THE TASK | Take every line from the material that has the word "title" in it.

RECORDS PROVIDED |

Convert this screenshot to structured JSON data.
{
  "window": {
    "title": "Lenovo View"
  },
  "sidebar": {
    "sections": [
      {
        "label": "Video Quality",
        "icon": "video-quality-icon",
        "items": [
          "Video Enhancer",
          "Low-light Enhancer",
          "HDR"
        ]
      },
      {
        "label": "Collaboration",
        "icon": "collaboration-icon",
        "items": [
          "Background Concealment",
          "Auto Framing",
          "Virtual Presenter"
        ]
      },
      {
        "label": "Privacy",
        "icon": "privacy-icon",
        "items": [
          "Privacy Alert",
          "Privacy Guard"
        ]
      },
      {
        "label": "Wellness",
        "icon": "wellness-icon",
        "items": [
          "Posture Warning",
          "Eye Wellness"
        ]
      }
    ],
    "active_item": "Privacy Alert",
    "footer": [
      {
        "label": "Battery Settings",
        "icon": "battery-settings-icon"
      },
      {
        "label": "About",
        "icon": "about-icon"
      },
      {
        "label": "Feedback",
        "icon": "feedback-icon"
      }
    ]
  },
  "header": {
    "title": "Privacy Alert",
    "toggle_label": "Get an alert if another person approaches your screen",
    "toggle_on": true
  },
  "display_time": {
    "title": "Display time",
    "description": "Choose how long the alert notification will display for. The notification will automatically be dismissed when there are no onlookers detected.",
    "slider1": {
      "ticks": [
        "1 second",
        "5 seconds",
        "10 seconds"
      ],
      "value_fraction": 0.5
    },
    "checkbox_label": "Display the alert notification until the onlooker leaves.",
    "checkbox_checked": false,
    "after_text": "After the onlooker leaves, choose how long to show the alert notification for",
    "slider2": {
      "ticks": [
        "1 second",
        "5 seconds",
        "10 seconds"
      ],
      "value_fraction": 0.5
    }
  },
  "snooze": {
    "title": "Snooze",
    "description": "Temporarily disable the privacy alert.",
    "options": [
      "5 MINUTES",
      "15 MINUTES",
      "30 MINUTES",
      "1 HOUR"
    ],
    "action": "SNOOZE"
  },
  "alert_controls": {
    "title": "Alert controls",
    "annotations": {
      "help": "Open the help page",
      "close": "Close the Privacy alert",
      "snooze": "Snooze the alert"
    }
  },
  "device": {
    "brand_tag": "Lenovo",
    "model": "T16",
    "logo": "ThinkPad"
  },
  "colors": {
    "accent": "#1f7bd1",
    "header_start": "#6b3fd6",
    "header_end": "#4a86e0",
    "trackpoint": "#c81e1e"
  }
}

OUTPUT FOR THIS EXERCISE |
    "title": "Lenovo View"
    "title": "Privacy Alert",
    "title": "Display time",
    "title": "Snooze",
    "title": "Alert controls",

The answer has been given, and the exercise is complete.